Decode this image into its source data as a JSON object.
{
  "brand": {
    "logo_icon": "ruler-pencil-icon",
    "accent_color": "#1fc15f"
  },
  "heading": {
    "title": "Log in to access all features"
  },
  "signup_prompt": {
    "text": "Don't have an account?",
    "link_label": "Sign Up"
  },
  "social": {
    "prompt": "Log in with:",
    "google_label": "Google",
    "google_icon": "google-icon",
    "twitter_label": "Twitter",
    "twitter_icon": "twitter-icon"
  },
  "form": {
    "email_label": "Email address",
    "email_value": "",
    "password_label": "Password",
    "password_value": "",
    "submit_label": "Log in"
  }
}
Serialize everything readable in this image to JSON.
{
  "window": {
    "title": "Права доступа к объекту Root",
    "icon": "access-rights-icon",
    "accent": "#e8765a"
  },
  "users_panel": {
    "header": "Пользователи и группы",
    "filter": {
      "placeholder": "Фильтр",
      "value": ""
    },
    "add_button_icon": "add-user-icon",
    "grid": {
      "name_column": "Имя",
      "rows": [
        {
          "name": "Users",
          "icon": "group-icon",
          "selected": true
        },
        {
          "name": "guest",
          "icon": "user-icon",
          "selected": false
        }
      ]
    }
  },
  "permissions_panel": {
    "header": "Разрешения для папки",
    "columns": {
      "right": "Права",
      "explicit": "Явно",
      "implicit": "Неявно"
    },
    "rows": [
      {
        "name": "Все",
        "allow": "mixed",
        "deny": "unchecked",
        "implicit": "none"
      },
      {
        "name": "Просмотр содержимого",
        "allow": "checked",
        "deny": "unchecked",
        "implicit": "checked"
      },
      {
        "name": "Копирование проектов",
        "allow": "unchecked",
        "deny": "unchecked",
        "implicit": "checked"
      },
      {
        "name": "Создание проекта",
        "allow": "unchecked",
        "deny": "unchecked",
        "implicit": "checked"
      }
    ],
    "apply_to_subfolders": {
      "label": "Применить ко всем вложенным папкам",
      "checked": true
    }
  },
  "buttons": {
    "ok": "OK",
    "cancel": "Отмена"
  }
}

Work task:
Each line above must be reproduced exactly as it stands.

Task solution:
Decode this image into its source data as a JSON object.
{
  "brand": {
    "logo_icon": "ruler-pencil-icon",
    "accent_color": "#1fc15f"
  },
  "heading": {
    "title": "Log in to access all features"
  },
  "signup_prompt": {
    "text": "Don't have an account?",
    "link_label": "Sign Up"
  },
  "social": {
    "prompt": "Log in with:",
    "google_label": "Google",
    "google_icon": "google-icon",
    "twitter_label": "Twitter",
    "twitter_icon": "twitter-icon"
  },
  "form": {
    "email_label": "Email address",
    "email_value": "",
    "password_label": "Password",
    "password_value": "",
    "submit_label": "Log in"
  }
}
Serialize everything readable in this image to JSON.
{
  "window": {
    "title": "Права доступа к объекту Root",
    "icon": "access-rights-icon",
    "accent": "#e8765a"
  },
  "users_panel": {
    "header": "Пользователи и группы",
    "filter": {
      "placeholder": "Фильтр",
      "value": ""
    },
    "add_button_icon": "add-user-icon",
    "grid": {
      "name_column": "Имя",
      "rows": [
        {
          "name": "Users",
          "icon": "group-icon",
          "selected": true
        },
        {
          "name": "guest",
          "icon": "user-icon",
          "selected": false
        }
      ]
    }
  },
  "permissions_panel": {
    "header": "Разрешения для папки",
    "columns": {
      "right": "Права",
      "explicit": "Явно",
      "implicit": "Неявно"
    },
    "rows": [
      {
        "name": "Все",
        "allow": "mixed",
        "deny": "unchecked",
        "implicit": "none"
      },
      {
        "name": "Просмотр содержимого",
        "allow": "checked",
        "deny": "unchecked",
        "implicit": "checked"
      },
      {
        "name": "Копирование проектов",
        "allow": "unchecked",
        "deny": "unchecked",
        "implicit": "checked"
      },
      {
        "name": "Создание проекта",
        "allow": "unchecked",
        "deny": "unchecked",
        "implicit": "checked"
      }
    ],
    "apply_to_subfolders": {
      "label": "Применить ко всем вложенным папкам",
      "checked": true
    }
  },
  "buttons": {
    "ok": "OK",
    "cancel": "Отмена"
  }
}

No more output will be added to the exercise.